- _Goal of the exercise_
Going line by line through the listing, how many lines hold "JSON"? State nothing but the number.
══════════
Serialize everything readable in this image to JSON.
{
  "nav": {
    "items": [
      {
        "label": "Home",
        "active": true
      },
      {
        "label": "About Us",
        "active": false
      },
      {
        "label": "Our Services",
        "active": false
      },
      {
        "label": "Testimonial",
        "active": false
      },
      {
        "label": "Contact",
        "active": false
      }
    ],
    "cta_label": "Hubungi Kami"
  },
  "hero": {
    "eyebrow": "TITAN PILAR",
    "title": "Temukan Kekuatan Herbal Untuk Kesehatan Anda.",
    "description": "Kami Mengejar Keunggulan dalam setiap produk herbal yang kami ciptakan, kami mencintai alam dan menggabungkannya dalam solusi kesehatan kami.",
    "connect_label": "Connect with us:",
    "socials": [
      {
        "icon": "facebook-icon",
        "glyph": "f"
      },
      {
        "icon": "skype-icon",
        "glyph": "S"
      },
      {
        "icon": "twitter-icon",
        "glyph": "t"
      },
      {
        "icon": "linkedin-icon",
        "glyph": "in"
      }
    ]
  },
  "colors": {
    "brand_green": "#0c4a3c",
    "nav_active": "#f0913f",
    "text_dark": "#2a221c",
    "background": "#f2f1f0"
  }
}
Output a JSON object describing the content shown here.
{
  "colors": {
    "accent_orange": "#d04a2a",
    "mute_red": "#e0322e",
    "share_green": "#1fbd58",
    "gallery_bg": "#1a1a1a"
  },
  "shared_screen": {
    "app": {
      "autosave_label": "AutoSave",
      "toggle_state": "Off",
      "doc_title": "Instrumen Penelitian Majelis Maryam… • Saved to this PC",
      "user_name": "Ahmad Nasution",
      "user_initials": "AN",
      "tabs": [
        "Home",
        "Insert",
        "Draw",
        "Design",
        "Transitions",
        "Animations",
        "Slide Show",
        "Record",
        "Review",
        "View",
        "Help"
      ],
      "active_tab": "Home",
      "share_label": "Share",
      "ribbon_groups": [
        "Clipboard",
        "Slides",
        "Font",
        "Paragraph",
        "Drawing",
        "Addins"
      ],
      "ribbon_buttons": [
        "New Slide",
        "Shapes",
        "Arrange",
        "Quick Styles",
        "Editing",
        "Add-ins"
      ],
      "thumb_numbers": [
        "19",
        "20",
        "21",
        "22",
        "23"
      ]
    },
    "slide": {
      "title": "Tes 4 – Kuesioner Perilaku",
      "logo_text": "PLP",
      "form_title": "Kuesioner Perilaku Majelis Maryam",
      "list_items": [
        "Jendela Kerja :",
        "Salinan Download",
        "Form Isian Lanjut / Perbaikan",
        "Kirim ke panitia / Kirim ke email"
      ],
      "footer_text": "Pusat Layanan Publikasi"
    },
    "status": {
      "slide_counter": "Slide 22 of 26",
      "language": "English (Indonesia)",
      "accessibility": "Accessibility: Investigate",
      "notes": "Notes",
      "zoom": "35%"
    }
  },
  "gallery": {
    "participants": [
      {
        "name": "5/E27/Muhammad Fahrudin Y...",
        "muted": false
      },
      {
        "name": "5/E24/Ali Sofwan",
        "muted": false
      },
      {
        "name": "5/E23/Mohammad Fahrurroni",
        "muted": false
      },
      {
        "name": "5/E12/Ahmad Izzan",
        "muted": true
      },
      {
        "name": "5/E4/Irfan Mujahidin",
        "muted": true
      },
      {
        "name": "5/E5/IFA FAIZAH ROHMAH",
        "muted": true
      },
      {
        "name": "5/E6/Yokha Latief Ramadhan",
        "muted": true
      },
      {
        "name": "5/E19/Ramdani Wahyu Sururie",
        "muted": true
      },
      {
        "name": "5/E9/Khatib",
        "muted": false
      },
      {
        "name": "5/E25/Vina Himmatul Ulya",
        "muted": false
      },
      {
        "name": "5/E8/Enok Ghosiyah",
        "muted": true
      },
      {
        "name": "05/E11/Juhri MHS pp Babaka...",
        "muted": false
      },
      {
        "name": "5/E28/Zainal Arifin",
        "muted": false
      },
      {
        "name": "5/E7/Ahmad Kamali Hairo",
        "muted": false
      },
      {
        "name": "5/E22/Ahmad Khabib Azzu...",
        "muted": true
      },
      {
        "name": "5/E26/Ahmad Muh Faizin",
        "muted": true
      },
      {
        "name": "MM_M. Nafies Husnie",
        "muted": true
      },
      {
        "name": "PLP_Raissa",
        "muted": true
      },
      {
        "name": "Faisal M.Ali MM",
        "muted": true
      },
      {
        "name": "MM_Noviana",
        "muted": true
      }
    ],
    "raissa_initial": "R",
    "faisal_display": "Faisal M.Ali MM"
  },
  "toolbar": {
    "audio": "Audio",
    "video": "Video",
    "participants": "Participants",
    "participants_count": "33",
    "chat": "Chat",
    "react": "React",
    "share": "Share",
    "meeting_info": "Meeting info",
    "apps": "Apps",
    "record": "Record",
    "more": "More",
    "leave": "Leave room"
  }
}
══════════
- _The completed task_
2